          .*(P_tilde.*rho_22_tilde+R_tilde.*rho_11_tilde-2.*Q_tilde.*rho_12_tilde-(sdelta)));

mu_1 = ((P_tilde.*delta_1.^2)-(rho_11_tilde.*omega.^2))./((rho_12_tilde.*omega.^2)-(Q_tilde.*delta_1.^2)); % eq. 6.73
mu_2 = ((P_tilde.*delta_2.^2)-(rho_11_tilde.*omega.^2))./((rho_12_tilde.*omega.^2)-(Q_tilde.*delta_2.^2)); % eq. 6.73

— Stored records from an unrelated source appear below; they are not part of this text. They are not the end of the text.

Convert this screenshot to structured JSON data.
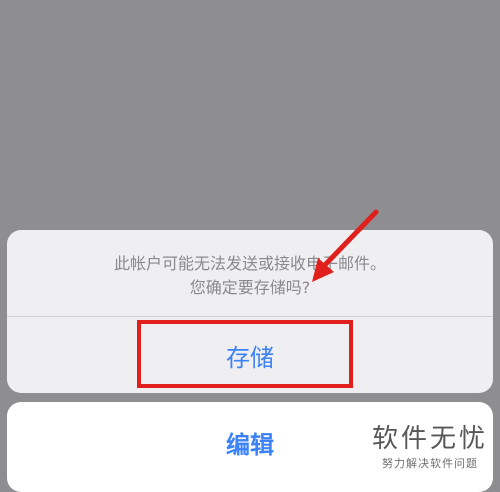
{
  "alert": {
    "message_line1": "此帐户可能无法发送或接收电子邮件。",
    "message_line2": "您确定要存储吗?"
  },
  "actions": {
    "save_label": "存储",
    "edit_label": "编辑"
  },
  "watermark": {
    "title": "软件无忧",
    "subtitle": "努力解决软件问题"
  },
  "colors": {
    "accent_blue": "#3b82f6",
    "highlight_red": "#e0201c",
    "backdrop_gray": "#8e8e90"
  }
}
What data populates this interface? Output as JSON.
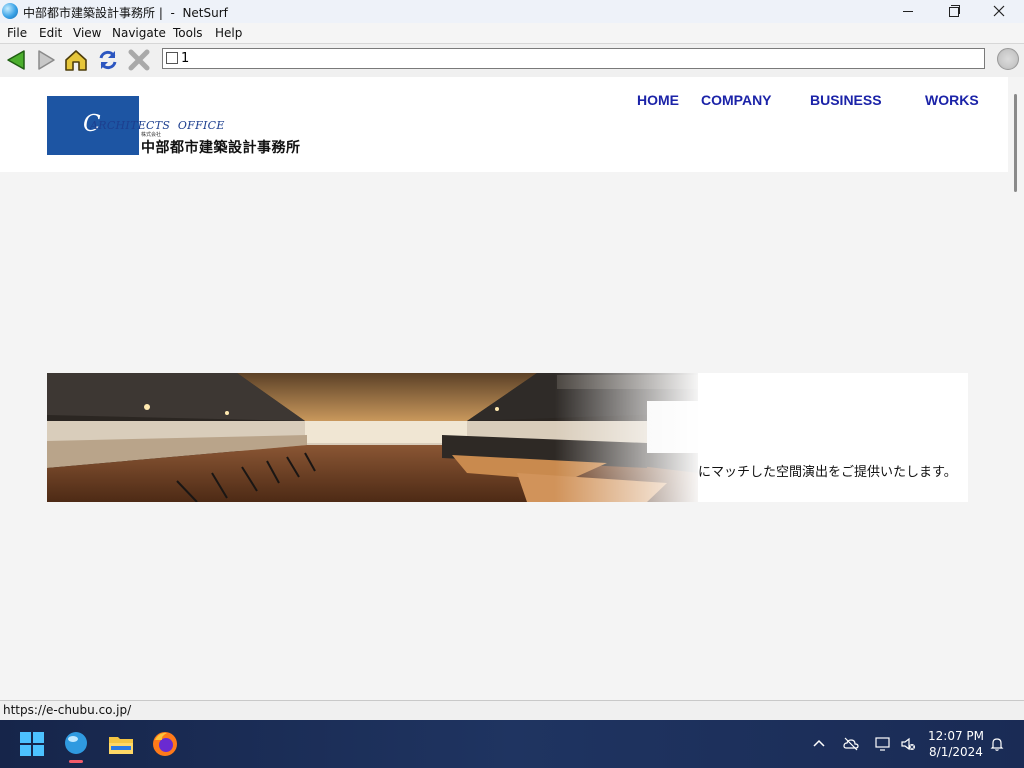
{
  "window": {
    "title": "中部都市建築設計事務所 |  -  NetSurf",
    "controls": {
      "minimize": "minimize",
      "maximize": "restore",
      "close": "close"
    }
  },
  "menu": {
    "items": [
      "File",
      "Edit",
      "View",
      "Navigate",
      "Tools",
      "Help"
    ]
  },
  "toolbar": {
    "buttons": [
      "back-icon",
      "forward-icon",
      "home-icon",
      "reload-icon",
      "stop-icon"
    ],
    "url_value": "1"
  },
  "site": {
    "logo": {
      "mark": "C",
      "text": "ARCHITECTS  OFFICE",
      "kabushiki": "株式会社",
      "name": "中部都市建築設計事務所"
    },
    "nav": [
      "HOME",
      "COMPANY",
      "BUSINESS",
      "WORKS"
    ],
    "hero_text": "にマッチした空間演出をご提供いたします。"
  },
  "status": {
    "text": "https://e-chubu.co.jp/"
  },
  "taskbar": {
    "time": "12:07 PM",
    "date": "8/1/2024",
    "apps": [
      "windows-start-icon",
      "netsurf-icon",
      "file-explorer-icon",
      "firefox-icon"
    ],
    "tray": [
      "chevron-up-icon",
      "cloud-off-icon",
      "display-icon",
      "volume-muted-icon",
      "notification-bell-icon"
    ]
  },
  "colors": {
    "nav_link": "#1b23a8",
    "logo_blue": "#1d55a3",
    "taskbar": "#1b2d58"
  }
}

%%%%%
%%%%% CHARACTERISTIC IMPEDANCES OF WAVES FOR SOLID AND FLUID PHASES
%%%%% 

Z1f = (R_tilde+Q_tilde./mu_1).*delta_1./(phi*omega); % eq. 6.75
Z2f = (R_tilde+Q_tilde./mu_2).*delta_2./(phi*omega); % eq. 6.76
Z1s = (P_tilde+Q_tilde.*mu_1).*delta_1./omega;       % eq. 6.78
Z2s = (P_tilde+Q_tilde.*mu_2).*delta_2./omega;       % eq. 6.79

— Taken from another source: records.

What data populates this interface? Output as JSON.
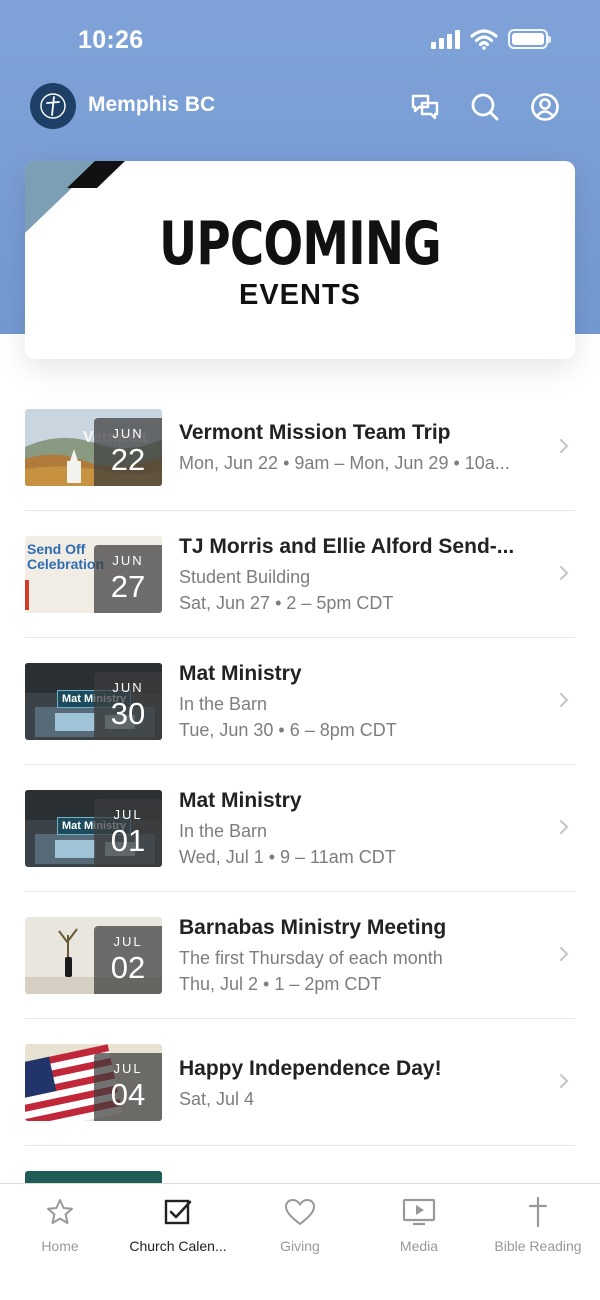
{
  "status_bar": {
    "time": "10:26"
  },
  "app_bar": {
    "title": "Memphis BC",
    "icons": [
      "messages-icon",
      "search-icon",
      "profile-icon"
    ]
  },
  "hero": {
    "title": "UPCOMING",
    "subtitle": "EVENTS"
  },
  "events": [
    {
      "title": "Vermont Mission Team Trip",
      "lines": [
        "Mon, Jun 22 • 9am – Mon, Jun 29 • 10a..."
      ],
      "month": "JUN",
      "day": "22",
      "thumb_text": "Vermont"
    },
    {
      "title": "TJ Morris and Ellie Alford Send-...",
      "lines": [
        "Student Building",
        "Sat, Jun 27 • 2 – 5pm CDT"
      ],
      "month": "JUN",
      "day": "27",
      "thumb_text": "Send Off Celebration"
    },
    {
      "title": "Mat Ministry",
      "lines": [
        "In the Barn",
        "Tue, Jun 30 • 6 – 8pm CDT"
      ],
      "month": "JUN",
      "day": "30",
      "thumb_text": "Mat Ministry"
    },
    {
      "title": "Mat Ministry",
      "lines": [
        "In the Barn",
        "Wed, Jul 1 • 9 – 11am CDT"
      ],
      "month": "JUL",
      "day": "01",
      "thumb_text": "Mat Ministry"
    },
    {
      "title": "Barnabas Ministry Meeting",
      "lines": [
        "The first Thursday of each month",
        "Thu, Jul 2 • 1 – 2pm CDT"
      ],
      "month": "JUL",
      "day": "02",
      "thumb_text": ""
    },
    {
      "title": "Happy Independence Day!",
      "lines": [
        "Sat, Jul 4"
      ],
      "month": "JUL",
      "day": "04",
      "thumb_text": ""
    }
  ],
  "tabs": [
    {
      "label": "Home",
      "icon": "star-icon",
      "active": false
    },
    {
      "label": "Church Calen...",
      "icon": "checkbox-icon",
      "active": true
    },
    {
      "label": "Giving",
      "icon": "heart-icon",
      "active": false
    },
    {
      "label": "Media",
      "icon": "media-play-icon",
      "active": false
    },
    {
      "label": "Bible Reading",
      "icon": "cross-icon",
      "active": false
    }
  ],
  "colors": {
    "header": "#7399d2",
    "logo": "#1e3f66",
    "active_tab": "#222222",
    "inactive_tab": "#999999"
  }
}
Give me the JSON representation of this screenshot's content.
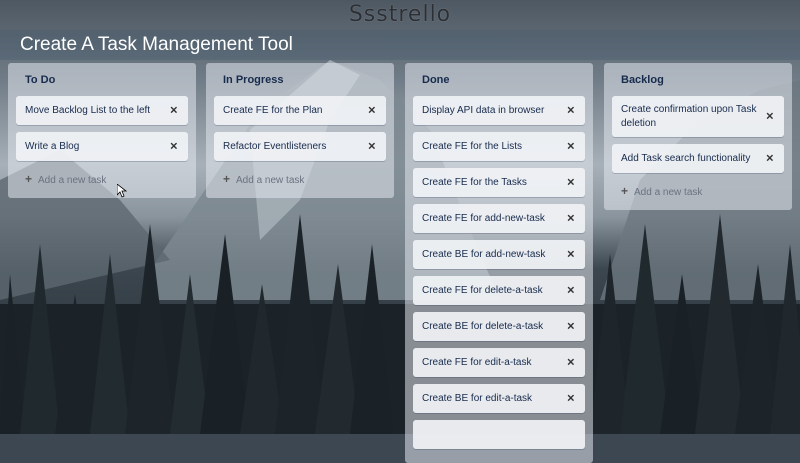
{
  "app": {
    "logo": "Ssstrello"
  },
  "board": {
    "title": "Create A Task Management Tool"
  },
  "lists": [
    {
      "title": "To Do",
      "cards": [
        "Move Backlog List to the left",
        "Write a Blog"
      ],
      "add_label": "Add a new task"
    },
    {
      "title": "In Progress",
      "cards": [
        "Create FE for the Plan",
        "Refactor Eventlisteners"
      ],
      "add_label": "Add a new task"
    },
    {
      "title": "Done",
      "cards": [
        "Display API data in browser",
        "Create FE for the Lists",
        "Create FE for the Tasks",
        "Create FE for add-new-task",
        "Create BE for add-new-task",
        "Create FE for delete-a-task",
        "Create BE for delete-a-task",
        "Create FE for edit-a-task",
        "Create BE for edit-a-task"
      ]
    },
    {
      "title": "Backlog",
      "cards": [
        "Create confirmation upon Task deletion",
        "Add Task search functionality"
      ],
      "add_label": "Add a new task"
    }
  ],
  "icons": {
    "close": "close-icon",
    "add": "plus-icon",
    "cursor": "mouse-pointer-icon"
  }
}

%%%%%
%%%%% COMPUTATION OF THE SURFACE IMPEDANCE
%%%%%

D = (1-phi+phi*mu_2).*(Z1s-(1-phi).*Z1f.*mu_1).*tan(delta_2*h_sample) + ...
    (1-phi+phi*mu_1).*(Z2f.*mu_2.*(1-phi)-Z2s).*tan(delta_1*h_sample); % eq. 6.109

Zs = -1j*(Z1s.*Z2f.*mu_2-Z2s.*Z1f.*mu_1)./D; % eq. 6.108
\[ \alpha = 1 - |R|^2 = 1 - \left|\frac{Z_s - Z_0}{Z_s + Z_0}\right|^2 \]
%%%%%
%%%%% COMPUTE SOUND ABSORPTION COEFFICIENT
%%%%%
alpha  = 1 - ( abs( (Zs-rho0*c0)./(Zs+rho0*c0) ) ).^2;

To check the script we compare our result with one from a Transfer Matrix Method (TMM) computation. Both results should be equivalent.
alphacell = load('SolutionFromAlphaCell.rok');

%%%%%
%%%%% PLOT THE RESULT
%%%%%

figure(1)
set(gca,'FontSize',16)
hold on
plot(f,alpha,'r-','Linewidth',2)
plot(alphacell(:,1),alphacell(:,2),'y--','Linewidth',2)
xlabel('Frequency (Hz)')
title('Normal sound incidence (Biot-JCAL model)')
set(gca,'Ylim',[0 1])